Towergoud: book review
My rating: 4 of 5 stars
This is a rather surprising book, and I came to read it in an unusual way.
My wife mentioned to a colleague at work that she had enjoyed a book that she had read at school, Reënboog in die skemering by Elizabeth Vermeulen, but had never seen a copy since she had left school, as it was apparently out of print. The book was a kind of family saga, and she had found it much more interesting than the “Trompie” books that were the other Afrikaans books that they had had to read at school. Trompie was a mischievous schoolboy, a bit like the “William” books of Richmal Crompton, but definitely intended for a younger readership than my wife was when they had to read them.
Great was her surprise when her colleague presented her with not one, but three books by Elizabeth Vermeulen. She had found second-hand copies somewhere. It turns out that the family saga was in three volumes, of which Towergoud (enchanted gold) is the first.
I began reading it, not quite sure what to expect. The title suggested that it might be a fantasy novel or fairy tale of some sort, but it turned out to be a Bildungsroman, a coming-of-age novel on the pattern of David Copperfield or Great expectations.

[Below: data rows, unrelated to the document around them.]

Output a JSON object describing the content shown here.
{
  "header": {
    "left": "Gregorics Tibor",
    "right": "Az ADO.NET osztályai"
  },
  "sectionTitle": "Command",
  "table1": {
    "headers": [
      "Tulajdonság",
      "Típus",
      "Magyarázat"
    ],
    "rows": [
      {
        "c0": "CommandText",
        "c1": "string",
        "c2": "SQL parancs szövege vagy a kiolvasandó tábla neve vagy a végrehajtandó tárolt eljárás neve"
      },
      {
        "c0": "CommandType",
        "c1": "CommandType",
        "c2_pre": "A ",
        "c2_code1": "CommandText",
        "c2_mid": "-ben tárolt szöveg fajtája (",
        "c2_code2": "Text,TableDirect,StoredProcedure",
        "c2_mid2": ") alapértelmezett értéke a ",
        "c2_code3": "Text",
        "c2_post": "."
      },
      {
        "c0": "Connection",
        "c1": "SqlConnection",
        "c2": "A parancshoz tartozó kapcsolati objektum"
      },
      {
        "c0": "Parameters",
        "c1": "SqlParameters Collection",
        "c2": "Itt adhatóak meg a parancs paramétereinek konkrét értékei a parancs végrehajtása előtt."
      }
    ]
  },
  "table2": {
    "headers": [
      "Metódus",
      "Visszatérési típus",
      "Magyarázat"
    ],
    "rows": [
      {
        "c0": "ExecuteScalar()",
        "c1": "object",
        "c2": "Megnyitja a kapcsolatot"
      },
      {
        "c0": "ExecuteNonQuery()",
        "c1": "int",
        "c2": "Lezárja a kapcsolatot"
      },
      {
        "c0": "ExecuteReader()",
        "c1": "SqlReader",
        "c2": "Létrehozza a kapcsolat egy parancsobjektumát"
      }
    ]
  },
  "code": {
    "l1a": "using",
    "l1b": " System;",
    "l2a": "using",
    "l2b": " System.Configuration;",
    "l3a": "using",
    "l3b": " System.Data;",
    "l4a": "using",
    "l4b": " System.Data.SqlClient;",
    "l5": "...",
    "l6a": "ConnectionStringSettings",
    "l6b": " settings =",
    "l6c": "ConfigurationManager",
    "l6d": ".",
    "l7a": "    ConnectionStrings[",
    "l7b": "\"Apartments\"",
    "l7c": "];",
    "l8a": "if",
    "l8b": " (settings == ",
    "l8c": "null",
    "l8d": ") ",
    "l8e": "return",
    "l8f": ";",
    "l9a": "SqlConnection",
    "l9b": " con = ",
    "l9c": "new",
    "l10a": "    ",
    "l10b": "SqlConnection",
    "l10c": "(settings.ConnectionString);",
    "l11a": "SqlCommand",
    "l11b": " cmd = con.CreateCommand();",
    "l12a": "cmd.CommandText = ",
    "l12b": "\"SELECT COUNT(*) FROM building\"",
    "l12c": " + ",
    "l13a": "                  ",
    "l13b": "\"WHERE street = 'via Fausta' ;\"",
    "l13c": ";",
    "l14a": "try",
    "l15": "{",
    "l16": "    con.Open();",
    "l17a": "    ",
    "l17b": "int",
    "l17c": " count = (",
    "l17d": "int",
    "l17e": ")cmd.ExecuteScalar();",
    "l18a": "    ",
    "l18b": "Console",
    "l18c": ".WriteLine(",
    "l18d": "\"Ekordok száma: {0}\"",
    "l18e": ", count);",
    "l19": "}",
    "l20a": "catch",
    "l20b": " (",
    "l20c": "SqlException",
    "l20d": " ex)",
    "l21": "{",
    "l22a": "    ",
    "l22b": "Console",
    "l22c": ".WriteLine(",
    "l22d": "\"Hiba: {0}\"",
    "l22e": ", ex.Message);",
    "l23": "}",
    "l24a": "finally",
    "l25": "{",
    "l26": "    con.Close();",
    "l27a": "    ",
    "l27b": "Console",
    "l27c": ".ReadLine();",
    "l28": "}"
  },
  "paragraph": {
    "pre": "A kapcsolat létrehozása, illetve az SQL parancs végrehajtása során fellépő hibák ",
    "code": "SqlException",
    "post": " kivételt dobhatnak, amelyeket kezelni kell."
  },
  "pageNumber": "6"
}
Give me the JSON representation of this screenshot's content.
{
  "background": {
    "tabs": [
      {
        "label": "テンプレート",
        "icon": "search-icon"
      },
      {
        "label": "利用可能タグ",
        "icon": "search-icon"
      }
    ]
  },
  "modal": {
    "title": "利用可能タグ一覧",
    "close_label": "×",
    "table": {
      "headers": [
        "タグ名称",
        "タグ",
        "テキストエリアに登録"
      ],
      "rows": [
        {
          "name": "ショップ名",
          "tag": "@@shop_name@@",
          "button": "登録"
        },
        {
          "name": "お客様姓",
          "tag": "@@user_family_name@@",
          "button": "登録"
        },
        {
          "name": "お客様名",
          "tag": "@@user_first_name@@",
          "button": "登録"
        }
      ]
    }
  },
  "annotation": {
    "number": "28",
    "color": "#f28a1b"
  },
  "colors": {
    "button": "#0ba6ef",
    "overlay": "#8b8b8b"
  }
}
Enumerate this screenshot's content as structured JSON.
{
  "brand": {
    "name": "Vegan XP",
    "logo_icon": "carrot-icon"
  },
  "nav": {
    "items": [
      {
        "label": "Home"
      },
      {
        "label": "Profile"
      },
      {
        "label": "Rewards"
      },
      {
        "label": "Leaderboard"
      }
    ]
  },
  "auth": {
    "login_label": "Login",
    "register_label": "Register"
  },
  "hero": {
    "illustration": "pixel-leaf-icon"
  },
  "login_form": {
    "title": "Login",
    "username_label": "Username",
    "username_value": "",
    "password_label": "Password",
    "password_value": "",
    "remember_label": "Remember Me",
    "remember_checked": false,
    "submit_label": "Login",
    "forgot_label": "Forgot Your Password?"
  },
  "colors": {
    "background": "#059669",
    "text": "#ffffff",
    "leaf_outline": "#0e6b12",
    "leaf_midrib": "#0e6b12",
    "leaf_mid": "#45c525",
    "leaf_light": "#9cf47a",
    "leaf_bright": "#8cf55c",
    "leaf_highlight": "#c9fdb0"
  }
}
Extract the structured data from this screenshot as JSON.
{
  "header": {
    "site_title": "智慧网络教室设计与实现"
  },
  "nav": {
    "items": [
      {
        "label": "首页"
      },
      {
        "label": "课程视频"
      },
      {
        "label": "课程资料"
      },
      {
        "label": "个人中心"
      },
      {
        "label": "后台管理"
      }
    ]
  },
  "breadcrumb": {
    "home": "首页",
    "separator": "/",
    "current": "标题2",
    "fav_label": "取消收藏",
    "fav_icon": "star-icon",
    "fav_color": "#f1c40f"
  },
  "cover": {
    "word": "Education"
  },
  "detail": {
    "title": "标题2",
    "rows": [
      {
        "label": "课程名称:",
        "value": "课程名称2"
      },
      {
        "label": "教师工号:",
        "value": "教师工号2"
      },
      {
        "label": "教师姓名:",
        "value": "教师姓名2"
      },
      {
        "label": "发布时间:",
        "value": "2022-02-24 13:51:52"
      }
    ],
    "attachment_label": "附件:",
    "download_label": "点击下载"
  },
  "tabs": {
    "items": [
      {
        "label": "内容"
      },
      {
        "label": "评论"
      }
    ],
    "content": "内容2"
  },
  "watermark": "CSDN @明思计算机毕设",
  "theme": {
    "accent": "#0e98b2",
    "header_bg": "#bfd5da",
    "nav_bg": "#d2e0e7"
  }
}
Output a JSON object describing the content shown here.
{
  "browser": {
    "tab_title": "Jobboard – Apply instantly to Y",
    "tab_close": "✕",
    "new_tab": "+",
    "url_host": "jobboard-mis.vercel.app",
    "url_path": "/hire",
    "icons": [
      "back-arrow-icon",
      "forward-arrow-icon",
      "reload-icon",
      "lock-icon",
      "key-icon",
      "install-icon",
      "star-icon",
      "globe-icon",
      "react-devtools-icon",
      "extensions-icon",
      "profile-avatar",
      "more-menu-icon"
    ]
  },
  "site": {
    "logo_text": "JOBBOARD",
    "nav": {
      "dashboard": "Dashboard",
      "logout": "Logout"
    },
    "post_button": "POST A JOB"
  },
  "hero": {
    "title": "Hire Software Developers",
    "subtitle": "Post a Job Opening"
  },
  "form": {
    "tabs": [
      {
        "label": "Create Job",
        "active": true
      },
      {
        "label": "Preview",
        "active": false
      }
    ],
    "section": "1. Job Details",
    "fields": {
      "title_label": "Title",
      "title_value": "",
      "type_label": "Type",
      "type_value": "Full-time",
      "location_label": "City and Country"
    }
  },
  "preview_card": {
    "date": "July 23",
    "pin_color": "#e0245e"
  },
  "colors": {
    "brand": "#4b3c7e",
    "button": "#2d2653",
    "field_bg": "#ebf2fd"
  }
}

The story opens in 1864 when Neels and Tys Lindeman are orphaned when their parents are killed in an accident. Their parents had lived on the farm Diepfontein, somewhere in the northern Cape Colony, employed by the farm owner, Org de Wit, who also owns the trading store that is the social centre of the district. Org de Wit takes in the young orphans, and employs them as shepherds, but without pay, and treats them harshly. Neels grows up realising that he will need to care for his retarded younger brother for the rest of his life, and resentful of the rich but miserly Org de Wit.
To say more might give away too much of the plot; even though it seems to be out of print someone else might get hold of a copy and want to read it. I found it a gripping tale, generally well told, though the language at times seemed a little stilted to me, but then Afrikaans is not my first language, and so I’m not the best judge of Afrikaans style. I will say, however, that Afrikaans, as written and spoken by the late dominee Beyers Naudé, is a really beautiful language, thought the years when it was South Africa’s language of bureaucracy tended to make it very ugly.
In this book I also learnt a few words that were new to me — algar where I would have expected almal (everyone, all). Another surprise was a term that was quite quite familiar to me, but which I had never seen written before, was te kere, meaning to do one’s nut, or go ballistic. I had no idea it was from Afrikaans, and pictured it as written tequira, by analogy with tequila, and thought it came from Spanish. One is never too old to learn!